The relative strength rank figure in Table 3 indicates how a companys stock price has performed relative to all other stocks in the complete Stock Investor Pro universe. A rank of 50% indicates that the stocks performance was better than 50% of all stocks. A rank of 75% reflects performance that surpassed 75% of all stocks—or performance that places the stock within the top 25% of the universe. Investors seeking stocks that show price momentum often look for candidates with strong and improving relative strength ranks. The best way to do this is to check both a short-term relative strength figure and the performance over a long-term period. A high 52-week rank coupled with a more recent low figure—say, a low 13-week rank—points to a company whose relative price strength is weakening.
|What It Takes: Stock Investor Pro ADR Screening Criteria|
The relative strength criteria in the ADR screen looks at establishing a strong relative performance group of ADRs, all exhibiting positive price momentum. In this case, the screen requires a 13-week relative strength rank greater than or equal to the 52-week relative strength rank. A final filter requires 13-week relative strength rank figures to be at least 50%.
Overall, the group has very strong 13-week relative strength ranks. Four stocks—Grupo Elektra, Vimpel-Communications, Stet Hellas Telecomm, and Mobile TeleSystems—have relative strength ranks in the 90s percentile. Sasol Ltd. has the lowest 13-week relative strength rank, 52%.
Abroad at Home
Going forward, it is important to consider all of the factors that might affect the performance of a given stock—company, industry, country, and currency factors. ADRs add an additional level of complexity to the stock selection process.

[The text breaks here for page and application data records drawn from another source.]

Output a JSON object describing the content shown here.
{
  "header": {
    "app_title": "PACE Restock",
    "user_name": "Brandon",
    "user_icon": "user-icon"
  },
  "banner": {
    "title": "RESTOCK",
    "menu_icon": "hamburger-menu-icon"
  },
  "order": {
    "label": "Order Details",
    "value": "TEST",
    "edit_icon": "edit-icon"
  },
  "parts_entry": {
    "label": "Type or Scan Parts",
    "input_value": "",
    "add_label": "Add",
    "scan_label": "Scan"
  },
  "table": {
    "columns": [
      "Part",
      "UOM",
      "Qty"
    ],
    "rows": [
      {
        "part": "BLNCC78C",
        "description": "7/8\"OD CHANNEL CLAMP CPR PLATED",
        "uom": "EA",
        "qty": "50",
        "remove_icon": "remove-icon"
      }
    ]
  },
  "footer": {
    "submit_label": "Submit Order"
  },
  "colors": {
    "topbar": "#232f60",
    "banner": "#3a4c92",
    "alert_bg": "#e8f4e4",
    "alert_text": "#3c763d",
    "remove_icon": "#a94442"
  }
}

For certain ADRs, country factors are outweighed by industry factors. Industries that deal with global resources and products such as mining, forestry, oil, chemicals, machinery, and banking, react more to industry factors than country factors. Earnings changes within these industries will be closely matched throughout the world. For example, if you hold shares of U.S. gold mining firms, do not expect significant added international diversification by buying the shares of a foreign gold mining company.
On the other hand, industries that deal with consumer goods, household durables, real estate, beverages, and even business services tend to react more to internal country developments. These are the areas to look to for international diversification.
Before making any investment decision, you should gather all pertinent information and understand the investment thoroughly—including its native country and market, in some cases. Also, keep in mind that no one investment technique will be best in all market environments and that the techniques that worked in the past may not be as useful in the future.
John Bajkowski is AAIIs financial analysis vice president and editor of Computerized Investing.